▶ _DATASET EXTRACT_:

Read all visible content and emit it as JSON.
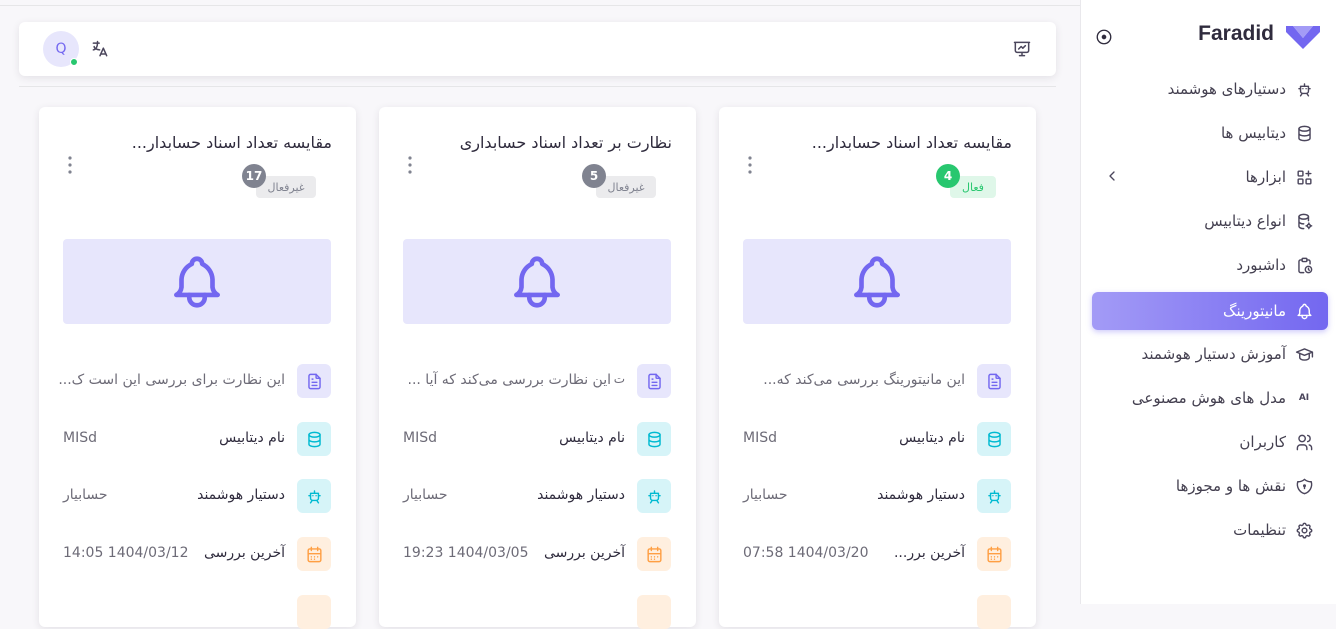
{
  "brand": {
    "name": "Faradid"
  },
  "sidebar": {
    "items": [
      {
        "label": "دستیارهای هوشمند",
        "icon": "robot-icon"
      },
      {
        "label": "دیتابیس ها",
        "icon": "database-icon"
      },
      {
        "label": "ابزارها",
        "icon": "apps-plus-icon"
      },
      {
        "label": "انواع دیتابیس",
        "icon": "database-cog-icon"
      },
      {
        "label": "داشبورد",
        "icon": "clipboard-clock-icon"
      },
      {
        "label": "مانیتورینگ",
        "icon": "bell-icon"
      },
      {
        "label": "آموزش دستیار هوشمند",
        "icon": "graduation-cap-icon"
      },
      {
        "label": "مدل های هوش مصنوعی",
        "icon": "ai-icon",
        "icon_text": "AI"
      },
      {
        "label": "کاربران",
        "icon": "users-icon"
      },
      {
        "label": "نقش ها و مجوزها",
        "icon": "shield-icon"
      },
      {
        "label": "تنظیمات",
        "icon": "settings-icon"
      }
    ],
    "active_index": 5
  },
  "navbar": {
    "avatar_letter": "Q"
  },
  "labels": {
    "database": "نام دیتابیس",
    "assistant": "دستیار هوشمند",
    "last_check": "آخرین بررسی",
    "last_check_short": "آخرین برر..."
  },
  "cards": [
    {
      "title": "مقایسه تعداد اسناد حسابدار...",
      "status": "فعال",
      "count": "4",
      "description": "این مانیتورینگ بررسی می‌کند که...",
      "description_mark": "",
      "database": "MISd",
      "assistant": "حسابیار",
      "last_check": "1404/03/20 07:58"
    },
    {
      "title": "نظارت بر تعداد اسناد حسابداری",
      "status": "غیرفعال",
      "count": "5",
      "description": "این نظارت بررسی می‌کند که آیا ...",
      "description_mark": "ت",
      "database": "MISd",
      "assistant": "حسابیار",
      "last_check": "1404/03/05 19:23"
    },
    {
      "title": "مقایسه تعداد اسناد حسابدار...",
      "status": "غیرفعال",
      "count": "17",
      "description": "این نظارت برای بررسی این است ک...",
      "description_mark": "",
      "database": "MISd",
      "assistant": "حسابیار",
      "last_check": "1404/03/12 14:05"
    }
  ],
  "colors": {
    "accent": "#7367f0",
    "success": "#28c76f",
    "info": "#00bad1",
    "warning": "#ff9f43",
    "secondary": "#808390"
  }
}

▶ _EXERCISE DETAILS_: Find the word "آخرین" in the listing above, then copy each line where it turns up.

▶ _EXERCISE OUTPUT_:
    "last_check": "آخرین بررسی",
    "last_check_short": "آخرین برر..."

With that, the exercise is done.